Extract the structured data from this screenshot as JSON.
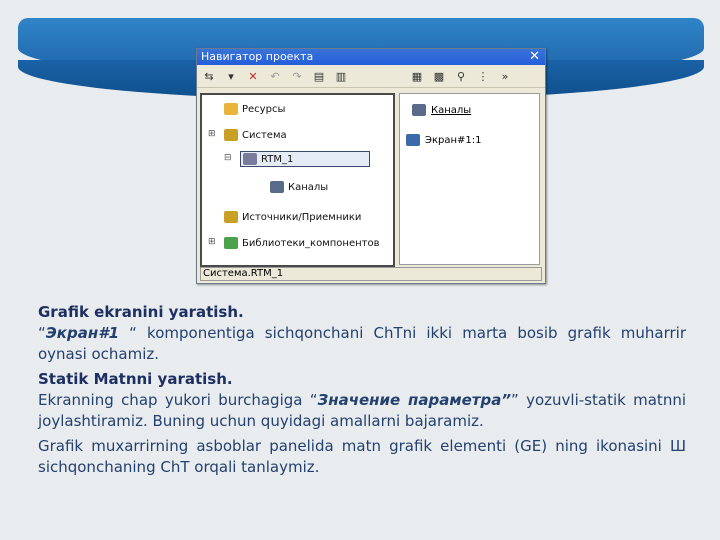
{
  "window": {
    "title": "Навигатор проекта",
    "close_glyph": "✕",
    "toolbar_left": [
      "⇆",
      "▾",
      "✕",
      "↶",
      "↷",
      "▤",
      "▥"
    ],
    "toolbar_right": [
      "▦",
      "▩",
      "⚲",
      "⋮",
      "»"
    ],
    "tree": [
      {
        "label": "Ресурсы",
        "icon": "folder-icon",
        "color": "#e8b53a"
      },
      {
        "label": "Система",
        "icon": "system-icon",
        "color": "#c8a028"
      },
      {
        "label": "RTM_1",
        "icon": "rtm-icon",
        "color": "#7a7a9a"
      },
      {
        "label": "Каналы",
        "icon": "channels-icon",
        "color": "#5a6a8a"
      },
      {
        "label": "Источники/Приемники",
        "icon": "sources-icon",
        "color": "#c8a028"
      },
      {
        "label": "Библиотеки_компонентов",
        "icon": "library-icon",
        "color": "#4aa34a"
      }
    ],
    "list": [
      {
        "label": "Каналы",
        "icon": "channels-icon"
      },
      {
        "label": "Экран#1:1",
        "icon": "screen-icon"
      }
    ],
    "status": "Система.RTM_1"
  },
  "text": {
    "h1": "Grafik ekranini yaratish.",
    "p1_quote_open": "“",
    "p1_em": "Экран#1",
    "p1_rest": " “ komponentiga sichqonchani ChTni ikki marta bosib grafik muharrir oynasi ochamiz.",
    "h2": "Statik Matnni yaratish.",
    "p2_a": "Ekranning chap yukori burchagiga “",
    "p2_em": "Значение параметра”",
    "p2_b": "” yozuvli-statik matnni joylashtiramiz. Buning uchun quyidagi amallarni bajaramiz.",
    "p3": "Grafik muxarrirning asboblar panelida matn grafik elementi (GE) ning ikonasini Ш sichqonchaning ChT orqali tanlaymiz."
  }
}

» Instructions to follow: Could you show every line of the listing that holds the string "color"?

» Response to the task:
        "color": "#e8b53a"
        "color": "#c8a028"
        "color": "#7a7a9a"
        "color": "#5a6a8a"
        "color": "#c8a028"
        "color": "#4aa34a"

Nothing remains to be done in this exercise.